Ironically and paradoxically, Goldsmith apparently believes that the “deep state” —the FBI in concert with the media— created a false narrative in this case. He writes: “In America can a man be guilty until proven innocent?… Suppose you picked up this morning’s newspaper and your life was a front page headline…and everything they said was accurate. But none of it was true. This was exactly how Chuckie (O’Brien) felt” (p. 254).
Employing his “deep state” theory and this state’s alleged unwillingness to share evidence and information forty-four years later, Goldsmith cites electronically-surveilled conversations during a two-day trip taken by O’Brien and Vito Giacalone, the younger brother of aforementioned Anthony. An analysis of these conversations by an FBI agent concluded that the agent was “absolutely convinced beyond possible doubt” that Chuckie was not involved in Hoffa’s disappearance. It was O’Brien’s conclusion that the “CIA had knocked off Hoffa” (p. 258).
The author reiterates a number of possible motives for the disappearance of Hoffa. “Some have speculated that the mob knocked off Hoffa because he was going to spill the beans on what he knew to the Church Committee [US Senate committee formed to investigate CIA abuses] … There is no evidence for this theory…,” Goldsmith concludes (p. 259). He contends that O’Brien told him that Hoffa was knocked off not just because of his knowledge of the plots to assassinate Cuban leader Fidel Castro, but also because he was involved in CIA efforts to discredit the Kennedy brothers. He disposes of this theory as well, saying, “[t]his was all made up” (p. 259).
Goldsmith acknowledges that O’Brien told him “Hoffa wasn’t to his knowledge involved in any way with the Cuban assassination schemes, though he did play a role in arranging arms and munitions for his Mafia friends to give to the Cubans in the early 1960’s.” This has some plausibility given later congressional investigations.
There is a running theme throughout the book that simply puts the FBI and Justice Department hierarchy in Goldsmith’s cross-hairs. For example, citing the government reneging on its arrangement with O’Brien to exonerate him if he took a polygraph and passed, Goldsmith claims the government “acted outrageously…representing after the interview (of O’Brien) that he did well and that the exoneration was forthcoming” (p. 285). This did not happen.

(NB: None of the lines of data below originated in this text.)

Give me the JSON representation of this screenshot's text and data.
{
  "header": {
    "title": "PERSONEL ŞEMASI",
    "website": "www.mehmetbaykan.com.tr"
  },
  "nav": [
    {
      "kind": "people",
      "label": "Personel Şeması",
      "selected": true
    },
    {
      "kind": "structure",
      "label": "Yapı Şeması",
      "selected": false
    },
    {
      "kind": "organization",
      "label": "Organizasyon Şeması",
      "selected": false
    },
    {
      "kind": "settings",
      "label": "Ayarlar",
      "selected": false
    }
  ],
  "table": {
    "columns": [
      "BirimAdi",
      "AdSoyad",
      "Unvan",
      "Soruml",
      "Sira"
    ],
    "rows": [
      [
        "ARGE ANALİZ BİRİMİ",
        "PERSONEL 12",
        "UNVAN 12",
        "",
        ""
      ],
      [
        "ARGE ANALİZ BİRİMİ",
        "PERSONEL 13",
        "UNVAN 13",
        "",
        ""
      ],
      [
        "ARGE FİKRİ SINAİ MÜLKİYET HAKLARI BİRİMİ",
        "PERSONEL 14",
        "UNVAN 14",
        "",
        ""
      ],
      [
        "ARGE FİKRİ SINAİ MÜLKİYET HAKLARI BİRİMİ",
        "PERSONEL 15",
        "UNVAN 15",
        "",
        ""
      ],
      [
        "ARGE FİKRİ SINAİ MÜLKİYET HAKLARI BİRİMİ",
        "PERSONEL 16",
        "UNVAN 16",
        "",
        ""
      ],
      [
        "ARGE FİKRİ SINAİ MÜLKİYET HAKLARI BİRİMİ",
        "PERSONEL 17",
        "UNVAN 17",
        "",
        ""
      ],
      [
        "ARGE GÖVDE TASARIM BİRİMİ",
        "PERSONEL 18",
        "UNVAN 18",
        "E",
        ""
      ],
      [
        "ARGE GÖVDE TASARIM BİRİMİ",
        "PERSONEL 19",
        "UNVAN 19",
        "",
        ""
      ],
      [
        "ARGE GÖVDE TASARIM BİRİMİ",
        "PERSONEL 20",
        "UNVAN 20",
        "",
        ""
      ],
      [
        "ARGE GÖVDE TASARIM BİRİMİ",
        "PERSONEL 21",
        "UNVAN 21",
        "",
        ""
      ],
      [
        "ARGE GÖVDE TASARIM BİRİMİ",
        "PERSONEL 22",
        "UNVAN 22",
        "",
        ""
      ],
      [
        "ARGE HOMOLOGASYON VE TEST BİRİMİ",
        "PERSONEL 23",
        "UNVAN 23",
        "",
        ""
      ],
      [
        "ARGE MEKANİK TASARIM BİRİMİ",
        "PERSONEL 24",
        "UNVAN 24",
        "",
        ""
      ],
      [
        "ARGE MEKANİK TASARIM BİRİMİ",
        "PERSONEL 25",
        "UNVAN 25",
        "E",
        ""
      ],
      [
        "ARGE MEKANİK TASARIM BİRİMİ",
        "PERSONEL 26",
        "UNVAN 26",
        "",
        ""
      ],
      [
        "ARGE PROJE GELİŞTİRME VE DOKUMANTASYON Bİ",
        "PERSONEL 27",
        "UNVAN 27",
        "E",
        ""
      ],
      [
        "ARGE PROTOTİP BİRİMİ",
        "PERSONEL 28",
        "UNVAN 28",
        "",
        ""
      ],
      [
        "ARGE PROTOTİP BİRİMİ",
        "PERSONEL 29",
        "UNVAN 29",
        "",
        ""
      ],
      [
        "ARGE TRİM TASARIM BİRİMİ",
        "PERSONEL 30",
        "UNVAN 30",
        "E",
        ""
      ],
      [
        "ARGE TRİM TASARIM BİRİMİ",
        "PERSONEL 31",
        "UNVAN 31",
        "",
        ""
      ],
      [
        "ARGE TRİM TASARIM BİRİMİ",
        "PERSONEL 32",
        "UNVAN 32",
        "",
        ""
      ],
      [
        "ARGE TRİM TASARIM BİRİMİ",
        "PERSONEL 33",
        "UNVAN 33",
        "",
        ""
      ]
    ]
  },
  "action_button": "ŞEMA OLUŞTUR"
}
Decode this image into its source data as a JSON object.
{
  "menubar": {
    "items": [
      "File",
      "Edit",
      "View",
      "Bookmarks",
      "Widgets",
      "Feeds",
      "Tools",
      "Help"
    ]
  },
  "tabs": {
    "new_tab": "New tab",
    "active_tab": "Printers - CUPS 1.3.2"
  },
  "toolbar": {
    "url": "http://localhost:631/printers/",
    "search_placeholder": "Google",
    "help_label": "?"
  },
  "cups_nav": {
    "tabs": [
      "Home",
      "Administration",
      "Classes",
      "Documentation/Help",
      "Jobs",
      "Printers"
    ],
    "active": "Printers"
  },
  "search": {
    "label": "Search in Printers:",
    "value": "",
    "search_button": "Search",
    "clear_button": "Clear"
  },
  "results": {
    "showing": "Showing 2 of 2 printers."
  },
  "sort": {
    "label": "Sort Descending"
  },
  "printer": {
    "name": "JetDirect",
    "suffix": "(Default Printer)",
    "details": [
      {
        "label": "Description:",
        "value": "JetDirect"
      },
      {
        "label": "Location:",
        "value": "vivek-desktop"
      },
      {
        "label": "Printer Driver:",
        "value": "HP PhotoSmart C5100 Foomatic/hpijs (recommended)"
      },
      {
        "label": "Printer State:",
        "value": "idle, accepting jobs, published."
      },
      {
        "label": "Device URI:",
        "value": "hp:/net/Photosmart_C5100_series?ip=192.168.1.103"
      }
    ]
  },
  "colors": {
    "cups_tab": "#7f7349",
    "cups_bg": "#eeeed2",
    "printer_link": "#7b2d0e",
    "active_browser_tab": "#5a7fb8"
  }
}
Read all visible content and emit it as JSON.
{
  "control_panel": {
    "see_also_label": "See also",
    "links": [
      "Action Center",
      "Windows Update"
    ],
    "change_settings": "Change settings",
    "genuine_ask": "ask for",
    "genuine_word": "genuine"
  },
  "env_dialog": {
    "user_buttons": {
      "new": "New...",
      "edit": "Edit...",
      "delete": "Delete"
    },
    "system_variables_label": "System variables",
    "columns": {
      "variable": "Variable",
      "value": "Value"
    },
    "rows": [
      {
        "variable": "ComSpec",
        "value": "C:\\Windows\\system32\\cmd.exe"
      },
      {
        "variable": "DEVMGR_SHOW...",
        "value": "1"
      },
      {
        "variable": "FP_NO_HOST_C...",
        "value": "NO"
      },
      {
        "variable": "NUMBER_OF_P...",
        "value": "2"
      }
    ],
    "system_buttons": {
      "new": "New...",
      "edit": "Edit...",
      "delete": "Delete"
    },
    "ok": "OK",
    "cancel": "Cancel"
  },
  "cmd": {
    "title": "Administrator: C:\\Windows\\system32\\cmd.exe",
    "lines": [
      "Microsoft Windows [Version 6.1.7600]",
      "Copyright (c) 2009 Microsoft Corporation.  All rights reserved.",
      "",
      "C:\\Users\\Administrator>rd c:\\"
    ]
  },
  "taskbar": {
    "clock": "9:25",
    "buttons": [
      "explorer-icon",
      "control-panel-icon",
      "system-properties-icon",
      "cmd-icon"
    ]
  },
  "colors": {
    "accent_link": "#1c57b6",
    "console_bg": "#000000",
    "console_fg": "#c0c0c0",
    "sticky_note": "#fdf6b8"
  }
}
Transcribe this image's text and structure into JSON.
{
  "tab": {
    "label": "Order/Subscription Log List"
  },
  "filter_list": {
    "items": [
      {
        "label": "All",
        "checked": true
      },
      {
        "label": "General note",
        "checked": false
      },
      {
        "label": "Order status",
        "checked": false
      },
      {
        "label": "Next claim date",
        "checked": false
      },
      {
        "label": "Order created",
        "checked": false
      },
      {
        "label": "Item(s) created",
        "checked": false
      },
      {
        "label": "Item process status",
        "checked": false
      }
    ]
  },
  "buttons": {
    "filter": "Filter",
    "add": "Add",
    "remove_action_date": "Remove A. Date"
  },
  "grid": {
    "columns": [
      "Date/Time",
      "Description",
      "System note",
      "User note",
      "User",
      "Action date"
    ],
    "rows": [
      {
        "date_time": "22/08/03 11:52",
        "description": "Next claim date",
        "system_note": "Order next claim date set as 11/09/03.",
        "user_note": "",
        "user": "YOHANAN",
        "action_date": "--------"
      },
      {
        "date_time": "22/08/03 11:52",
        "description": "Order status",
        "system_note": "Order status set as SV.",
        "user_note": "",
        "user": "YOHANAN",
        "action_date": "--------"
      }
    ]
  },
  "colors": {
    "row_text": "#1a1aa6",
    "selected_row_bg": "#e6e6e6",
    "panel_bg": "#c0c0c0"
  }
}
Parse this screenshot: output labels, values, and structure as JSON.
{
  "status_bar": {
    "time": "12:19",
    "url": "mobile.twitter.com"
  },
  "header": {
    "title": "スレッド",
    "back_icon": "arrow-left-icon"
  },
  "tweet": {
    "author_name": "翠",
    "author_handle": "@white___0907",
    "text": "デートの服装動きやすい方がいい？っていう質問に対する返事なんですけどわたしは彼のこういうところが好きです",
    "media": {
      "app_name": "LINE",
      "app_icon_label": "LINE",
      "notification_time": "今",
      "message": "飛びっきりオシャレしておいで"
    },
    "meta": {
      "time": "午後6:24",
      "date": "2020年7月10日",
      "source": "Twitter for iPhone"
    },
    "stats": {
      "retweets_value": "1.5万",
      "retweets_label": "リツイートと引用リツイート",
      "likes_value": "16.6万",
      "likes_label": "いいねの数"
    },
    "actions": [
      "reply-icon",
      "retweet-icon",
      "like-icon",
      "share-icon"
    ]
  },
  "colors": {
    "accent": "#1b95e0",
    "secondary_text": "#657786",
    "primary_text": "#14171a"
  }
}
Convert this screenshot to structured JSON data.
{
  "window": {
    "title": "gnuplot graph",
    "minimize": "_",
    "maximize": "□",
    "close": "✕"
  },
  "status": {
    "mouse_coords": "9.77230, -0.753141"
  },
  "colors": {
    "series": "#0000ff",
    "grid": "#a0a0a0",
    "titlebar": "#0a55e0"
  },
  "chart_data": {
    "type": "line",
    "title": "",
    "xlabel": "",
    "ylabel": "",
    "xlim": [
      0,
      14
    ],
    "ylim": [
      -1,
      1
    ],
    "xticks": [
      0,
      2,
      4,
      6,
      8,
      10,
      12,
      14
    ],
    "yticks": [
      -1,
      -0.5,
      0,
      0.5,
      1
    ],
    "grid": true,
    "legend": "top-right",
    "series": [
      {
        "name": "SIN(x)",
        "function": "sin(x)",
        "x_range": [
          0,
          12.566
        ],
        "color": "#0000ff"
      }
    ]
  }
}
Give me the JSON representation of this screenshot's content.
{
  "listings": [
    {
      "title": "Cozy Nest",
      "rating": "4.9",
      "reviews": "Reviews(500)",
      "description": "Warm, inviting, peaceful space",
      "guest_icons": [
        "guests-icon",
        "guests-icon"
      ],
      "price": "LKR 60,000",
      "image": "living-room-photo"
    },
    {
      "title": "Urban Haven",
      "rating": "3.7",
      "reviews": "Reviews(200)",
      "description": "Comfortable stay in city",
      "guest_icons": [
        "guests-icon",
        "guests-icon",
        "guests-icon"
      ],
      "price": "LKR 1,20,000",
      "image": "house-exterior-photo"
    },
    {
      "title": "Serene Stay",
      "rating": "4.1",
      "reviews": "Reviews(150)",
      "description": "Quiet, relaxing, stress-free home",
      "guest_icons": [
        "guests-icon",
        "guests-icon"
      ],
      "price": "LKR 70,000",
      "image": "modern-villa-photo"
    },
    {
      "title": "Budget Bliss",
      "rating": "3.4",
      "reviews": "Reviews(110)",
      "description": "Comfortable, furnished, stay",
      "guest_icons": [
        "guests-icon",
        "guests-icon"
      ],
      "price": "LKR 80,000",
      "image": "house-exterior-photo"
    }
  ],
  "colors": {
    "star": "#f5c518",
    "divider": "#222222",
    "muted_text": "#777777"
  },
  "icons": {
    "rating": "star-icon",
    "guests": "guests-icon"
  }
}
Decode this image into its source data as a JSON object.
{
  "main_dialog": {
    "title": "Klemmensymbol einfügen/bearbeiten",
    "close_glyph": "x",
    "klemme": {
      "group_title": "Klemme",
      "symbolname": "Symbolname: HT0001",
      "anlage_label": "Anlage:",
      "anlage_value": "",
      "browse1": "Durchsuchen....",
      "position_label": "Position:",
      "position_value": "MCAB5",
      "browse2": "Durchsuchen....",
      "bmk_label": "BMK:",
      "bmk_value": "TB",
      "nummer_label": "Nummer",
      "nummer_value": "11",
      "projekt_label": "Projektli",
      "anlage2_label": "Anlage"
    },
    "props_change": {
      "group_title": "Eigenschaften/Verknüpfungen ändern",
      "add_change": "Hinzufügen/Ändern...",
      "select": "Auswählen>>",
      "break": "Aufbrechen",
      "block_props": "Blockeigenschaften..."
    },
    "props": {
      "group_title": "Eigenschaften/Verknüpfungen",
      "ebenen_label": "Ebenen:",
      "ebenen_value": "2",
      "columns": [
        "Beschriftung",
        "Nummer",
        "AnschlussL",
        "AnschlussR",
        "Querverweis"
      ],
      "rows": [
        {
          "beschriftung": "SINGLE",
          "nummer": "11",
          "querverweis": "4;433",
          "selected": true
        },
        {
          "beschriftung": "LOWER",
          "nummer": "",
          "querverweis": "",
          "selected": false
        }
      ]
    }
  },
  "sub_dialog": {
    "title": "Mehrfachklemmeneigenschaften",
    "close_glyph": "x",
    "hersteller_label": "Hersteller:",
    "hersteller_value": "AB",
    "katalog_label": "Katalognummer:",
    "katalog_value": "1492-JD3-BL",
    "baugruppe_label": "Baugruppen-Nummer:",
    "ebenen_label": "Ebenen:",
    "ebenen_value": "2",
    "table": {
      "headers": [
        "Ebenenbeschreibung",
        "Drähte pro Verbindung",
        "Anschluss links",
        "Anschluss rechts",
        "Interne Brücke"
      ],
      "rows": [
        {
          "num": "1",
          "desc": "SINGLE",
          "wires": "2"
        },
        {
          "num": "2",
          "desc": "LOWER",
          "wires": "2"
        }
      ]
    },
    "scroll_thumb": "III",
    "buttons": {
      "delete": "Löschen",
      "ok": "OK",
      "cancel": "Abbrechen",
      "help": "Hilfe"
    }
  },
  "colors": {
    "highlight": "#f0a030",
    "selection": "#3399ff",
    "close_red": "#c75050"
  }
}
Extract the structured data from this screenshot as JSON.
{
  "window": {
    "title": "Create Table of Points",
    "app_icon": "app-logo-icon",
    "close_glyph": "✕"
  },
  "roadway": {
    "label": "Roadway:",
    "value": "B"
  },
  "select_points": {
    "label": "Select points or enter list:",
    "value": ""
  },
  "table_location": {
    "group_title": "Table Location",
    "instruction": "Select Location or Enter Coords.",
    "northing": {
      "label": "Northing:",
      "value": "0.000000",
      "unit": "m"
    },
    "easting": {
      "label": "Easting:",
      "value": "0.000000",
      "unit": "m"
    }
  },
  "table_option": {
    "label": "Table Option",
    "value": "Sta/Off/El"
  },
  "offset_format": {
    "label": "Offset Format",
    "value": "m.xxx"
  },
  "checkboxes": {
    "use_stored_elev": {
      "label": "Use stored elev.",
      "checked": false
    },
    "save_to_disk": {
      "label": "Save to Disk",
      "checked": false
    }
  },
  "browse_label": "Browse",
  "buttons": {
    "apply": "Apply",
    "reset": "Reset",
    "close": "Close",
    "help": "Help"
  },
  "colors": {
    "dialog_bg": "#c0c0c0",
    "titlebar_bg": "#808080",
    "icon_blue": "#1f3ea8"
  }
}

Interestingly, O’Brien ultimately admits that he misled Goldsmith, which would seem to taint many of the conversations that Goldsmith relies upon to advance his legal analysis. As is often the case, when one act of deception is uncovered, it would seem that one should question how many other times you were misled, or how many other acts of deception you may have overlooked.
When all is said and done, the Hoffa investigation suffered from deceptive and ethically-challenged investigative practices, mass media hysteria and distortions, and of course, revisionist plots that make assumptions that can often be misleading.
Goldsmith’s attempt to bring clarity to the singular issue of O’Brien’s non-involvement in the disappearance of Hoffa provides a detailed analysis of the volumes of information that have been generated over the past several decades. Complimented with a first-person account from a principal spectator to this event, the most compelling argument for his stepfather’s non-culpability that Goldsmith can make is simply, O’Brien lived out his life, not in the witness protection program, but on the streets of Florida!
Frederick T. Martens is a retired detective/lieutenant in the New Jersey State Police; former Executive Director of the Pennsylvania Crime Commission; and a past president of the International Association for the Study of Organized Crime. (IASOC).